BEGIN Data supplied

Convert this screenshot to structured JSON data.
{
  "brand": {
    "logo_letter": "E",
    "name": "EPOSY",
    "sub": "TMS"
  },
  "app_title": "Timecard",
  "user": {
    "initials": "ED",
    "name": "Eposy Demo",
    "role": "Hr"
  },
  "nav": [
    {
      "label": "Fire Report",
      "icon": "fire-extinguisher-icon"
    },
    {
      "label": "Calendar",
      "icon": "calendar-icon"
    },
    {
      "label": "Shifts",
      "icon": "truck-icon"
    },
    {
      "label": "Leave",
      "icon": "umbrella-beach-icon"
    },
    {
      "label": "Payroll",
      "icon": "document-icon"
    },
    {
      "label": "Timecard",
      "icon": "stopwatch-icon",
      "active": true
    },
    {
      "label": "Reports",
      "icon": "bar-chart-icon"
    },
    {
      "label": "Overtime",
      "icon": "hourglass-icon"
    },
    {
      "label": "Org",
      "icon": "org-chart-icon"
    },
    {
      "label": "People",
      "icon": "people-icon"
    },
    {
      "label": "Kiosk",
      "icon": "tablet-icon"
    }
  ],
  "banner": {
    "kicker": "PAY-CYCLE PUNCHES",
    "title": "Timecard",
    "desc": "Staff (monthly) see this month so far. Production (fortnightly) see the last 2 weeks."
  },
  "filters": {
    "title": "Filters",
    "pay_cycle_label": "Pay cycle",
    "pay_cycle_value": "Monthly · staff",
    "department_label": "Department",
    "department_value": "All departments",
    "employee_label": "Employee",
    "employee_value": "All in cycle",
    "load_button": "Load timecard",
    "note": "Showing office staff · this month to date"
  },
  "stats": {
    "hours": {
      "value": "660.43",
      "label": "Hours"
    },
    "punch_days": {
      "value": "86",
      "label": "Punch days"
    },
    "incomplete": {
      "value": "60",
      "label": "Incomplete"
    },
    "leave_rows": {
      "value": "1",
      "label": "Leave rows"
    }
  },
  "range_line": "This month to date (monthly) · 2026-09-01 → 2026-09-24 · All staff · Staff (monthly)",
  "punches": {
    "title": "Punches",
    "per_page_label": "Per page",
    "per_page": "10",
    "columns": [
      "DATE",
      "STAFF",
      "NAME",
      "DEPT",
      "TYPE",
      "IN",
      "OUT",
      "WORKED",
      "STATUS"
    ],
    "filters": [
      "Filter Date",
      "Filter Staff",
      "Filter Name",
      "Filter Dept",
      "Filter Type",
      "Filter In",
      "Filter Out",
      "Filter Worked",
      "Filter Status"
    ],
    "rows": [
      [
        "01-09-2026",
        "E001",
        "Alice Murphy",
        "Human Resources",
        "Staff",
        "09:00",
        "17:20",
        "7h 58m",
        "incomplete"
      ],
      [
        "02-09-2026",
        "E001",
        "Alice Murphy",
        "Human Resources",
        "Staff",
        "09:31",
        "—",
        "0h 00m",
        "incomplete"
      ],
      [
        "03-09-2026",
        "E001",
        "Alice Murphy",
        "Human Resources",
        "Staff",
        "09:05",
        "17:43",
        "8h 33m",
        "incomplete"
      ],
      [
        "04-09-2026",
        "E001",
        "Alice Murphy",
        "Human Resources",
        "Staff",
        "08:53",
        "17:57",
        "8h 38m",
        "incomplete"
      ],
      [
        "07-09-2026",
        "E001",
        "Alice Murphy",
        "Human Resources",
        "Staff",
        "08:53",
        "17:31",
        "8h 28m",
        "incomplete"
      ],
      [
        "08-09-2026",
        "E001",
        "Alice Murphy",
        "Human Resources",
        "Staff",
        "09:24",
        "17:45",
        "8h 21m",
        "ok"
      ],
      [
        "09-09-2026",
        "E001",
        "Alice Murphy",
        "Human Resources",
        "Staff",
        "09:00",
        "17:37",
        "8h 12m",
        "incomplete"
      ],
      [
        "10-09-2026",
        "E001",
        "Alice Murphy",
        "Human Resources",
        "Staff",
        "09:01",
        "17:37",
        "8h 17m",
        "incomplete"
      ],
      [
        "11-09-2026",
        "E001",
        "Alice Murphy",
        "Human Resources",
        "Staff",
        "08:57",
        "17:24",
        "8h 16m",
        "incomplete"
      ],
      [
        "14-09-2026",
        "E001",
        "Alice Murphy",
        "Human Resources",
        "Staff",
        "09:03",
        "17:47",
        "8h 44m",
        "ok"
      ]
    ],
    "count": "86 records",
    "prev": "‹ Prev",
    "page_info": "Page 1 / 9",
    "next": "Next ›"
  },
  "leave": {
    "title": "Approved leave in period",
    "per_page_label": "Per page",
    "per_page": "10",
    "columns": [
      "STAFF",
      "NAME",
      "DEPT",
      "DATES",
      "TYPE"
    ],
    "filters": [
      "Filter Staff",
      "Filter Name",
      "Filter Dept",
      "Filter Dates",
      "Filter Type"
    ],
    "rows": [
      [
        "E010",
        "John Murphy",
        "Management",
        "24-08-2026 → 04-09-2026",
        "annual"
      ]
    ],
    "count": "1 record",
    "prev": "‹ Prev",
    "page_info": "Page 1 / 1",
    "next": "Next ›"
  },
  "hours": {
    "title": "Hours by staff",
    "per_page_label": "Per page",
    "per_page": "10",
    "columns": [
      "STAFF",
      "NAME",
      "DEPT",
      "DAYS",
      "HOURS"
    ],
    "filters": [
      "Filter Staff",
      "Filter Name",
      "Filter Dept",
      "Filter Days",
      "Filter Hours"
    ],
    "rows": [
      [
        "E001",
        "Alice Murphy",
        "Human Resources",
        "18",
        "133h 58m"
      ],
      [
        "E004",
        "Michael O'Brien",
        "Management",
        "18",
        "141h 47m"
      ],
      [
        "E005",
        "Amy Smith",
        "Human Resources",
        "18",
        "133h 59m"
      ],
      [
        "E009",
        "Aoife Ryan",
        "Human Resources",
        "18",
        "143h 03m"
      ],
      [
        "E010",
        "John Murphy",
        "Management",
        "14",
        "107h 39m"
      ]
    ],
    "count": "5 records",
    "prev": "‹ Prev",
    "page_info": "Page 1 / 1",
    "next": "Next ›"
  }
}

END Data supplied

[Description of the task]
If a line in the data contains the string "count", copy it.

[Written reply]
    "count": "86 records",
    "count": "1 record",
    "count": "5 records",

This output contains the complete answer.